  • Day to day monitoring of implementation progress: will be the responsibility of the Project Manager, based on the project's Annual Work Plan and its indicators, with overall guidance from the Project Director. The Project Team will inform the UNDP-CO of any delays or difficulties faced during implementation so that the appropriate support or corrective measures can be adopted in a timely and remedial fashion.


  • Project Progress Reports (PPR): quarterly reports will be assembled based on the information recorded and monitored in the UNDP Enhanced Results Based Management Platform. Risk analysis will be logged and regularly updated in ATLAS.

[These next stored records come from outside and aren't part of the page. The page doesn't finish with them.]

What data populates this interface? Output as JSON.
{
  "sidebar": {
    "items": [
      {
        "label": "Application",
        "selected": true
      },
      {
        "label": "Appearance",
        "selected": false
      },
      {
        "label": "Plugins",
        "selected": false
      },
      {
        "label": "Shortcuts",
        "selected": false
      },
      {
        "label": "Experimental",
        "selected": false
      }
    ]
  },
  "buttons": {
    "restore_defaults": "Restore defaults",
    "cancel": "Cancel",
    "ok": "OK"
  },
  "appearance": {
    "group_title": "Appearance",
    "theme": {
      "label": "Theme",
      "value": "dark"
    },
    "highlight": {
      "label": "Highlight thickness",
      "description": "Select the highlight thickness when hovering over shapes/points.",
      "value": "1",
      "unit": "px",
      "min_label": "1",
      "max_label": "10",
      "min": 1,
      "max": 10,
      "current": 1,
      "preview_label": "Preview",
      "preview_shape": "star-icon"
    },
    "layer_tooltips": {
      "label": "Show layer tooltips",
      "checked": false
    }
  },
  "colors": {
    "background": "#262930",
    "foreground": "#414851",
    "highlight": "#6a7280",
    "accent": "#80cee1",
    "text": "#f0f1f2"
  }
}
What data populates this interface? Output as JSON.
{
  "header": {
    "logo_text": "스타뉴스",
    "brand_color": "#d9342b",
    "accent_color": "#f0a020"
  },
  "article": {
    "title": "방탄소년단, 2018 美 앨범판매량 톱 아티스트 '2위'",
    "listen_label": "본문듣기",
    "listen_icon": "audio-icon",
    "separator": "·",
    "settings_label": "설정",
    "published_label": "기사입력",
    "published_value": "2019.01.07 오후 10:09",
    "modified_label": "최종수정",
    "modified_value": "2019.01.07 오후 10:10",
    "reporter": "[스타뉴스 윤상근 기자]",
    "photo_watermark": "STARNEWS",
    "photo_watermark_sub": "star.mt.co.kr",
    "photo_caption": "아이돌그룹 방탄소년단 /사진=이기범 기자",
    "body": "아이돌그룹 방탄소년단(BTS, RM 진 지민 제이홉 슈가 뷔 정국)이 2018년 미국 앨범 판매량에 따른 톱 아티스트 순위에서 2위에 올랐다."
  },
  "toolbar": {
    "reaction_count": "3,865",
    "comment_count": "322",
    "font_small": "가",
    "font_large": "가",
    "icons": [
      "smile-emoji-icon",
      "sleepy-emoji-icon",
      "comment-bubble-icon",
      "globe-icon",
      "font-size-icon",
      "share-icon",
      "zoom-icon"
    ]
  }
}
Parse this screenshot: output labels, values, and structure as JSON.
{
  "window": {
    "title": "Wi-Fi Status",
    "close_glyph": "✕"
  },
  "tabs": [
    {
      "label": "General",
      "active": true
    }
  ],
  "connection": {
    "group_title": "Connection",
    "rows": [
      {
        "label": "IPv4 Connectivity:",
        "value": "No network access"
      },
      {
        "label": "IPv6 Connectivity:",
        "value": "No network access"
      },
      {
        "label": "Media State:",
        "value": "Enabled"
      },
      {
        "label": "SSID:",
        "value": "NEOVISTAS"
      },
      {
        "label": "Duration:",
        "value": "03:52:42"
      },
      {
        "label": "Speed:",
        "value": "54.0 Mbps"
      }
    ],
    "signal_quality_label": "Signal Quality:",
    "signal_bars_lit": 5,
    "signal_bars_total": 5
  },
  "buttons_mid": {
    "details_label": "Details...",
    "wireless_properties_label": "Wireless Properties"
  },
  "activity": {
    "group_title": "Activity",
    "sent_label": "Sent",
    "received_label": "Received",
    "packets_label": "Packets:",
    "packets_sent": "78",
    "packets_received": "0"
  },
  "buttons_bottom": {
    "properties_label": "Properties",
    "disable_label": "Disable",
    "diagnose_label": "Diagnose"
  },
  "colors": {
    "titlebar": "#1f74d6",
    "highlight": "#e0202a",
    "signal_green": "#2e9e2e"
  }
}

  • Annual Project Review/Project Implementation Reports (APR/PIR): This key report is prepared to monitor progress made since project start and in particular for the previous reporting period (30 June to 1 July).  The APR/PIR combines both UNDP and GEF reporting requirements.  

Periodic Monitoring through Site Visits:

  • UNDP CO and the UNDP RCU will conduct visits to project sites based on the agreed schedule in the project's Inception Report/Annual Work Plan to assess first hand project progress.  Other members of the Project Board may also join these visits.  A Field Visit Report/BTOR will be prepared by the CO and UNDP RCU and will be circulated no less than one month after the visit to the project team and Project Board members.

Mid-Term of Project Cycle:

  • Mid-Term Evaluation: will determine progress being made toward the achievement of outcomes and will identify course correction if needed.  It will focus on the effectiveness, efficiency and timeliness of project implementation; will highlight issues requiring decisions and actions; and will present initial lessons learned about project design, implementation and management.  Findings of this review will be incorporated as recommendations for enhanced implementation during the final half of the project’s term.  

End of Project:

  • Final Evaluation: will take place three months prior to the final Project Board meeting and will be undertaken in accordance with UNDP and GEF guidance.  The final evaluation will focus on the delivery of the project’s results as initially planned (and as corrected after the mid-term evaluation, if any such correction took place).  The final evaluation will look at impact and sustainability of results, including the contribution to capacity development and the achievement of global environmental benefits/goals. The Terminal Evaluation should also provide recommendations for follow-up activities.
  • Project Terminal Report: This comprehensive report will summarize the results achieved (objectives, outcomes, outputs), lessons learned, problems met and areas where results may not have been achieved.  It will also lie out recommendations for any further steps that may need to be taken to ensure sustainability and replicability of the project’s results.

Learning and Knowledge Sharing:

  • Results from the project will be disseminated within and beyond the project intervention zone through existing information sharing networks and forums.
  • The project will identify and participate, as relevant and appropriate, in scientific, policy-based and/or any other networks, which may be of benefit to project implementation though lessons learned. The project will identify, analyze, and share lessons learned that might be beneficial in the design and implementation of similar future projects.
  • Finally, there will be a two-way flow of information between this project and other projects of a similar focus. 

Source: UNDP Comoros Project Document (August 30, 2010)


Karim Ali Ahmed
Country Officer
Jessica Troni
Regional Technical Advisor

UNDP worked with some communities to improve water supply and water quality.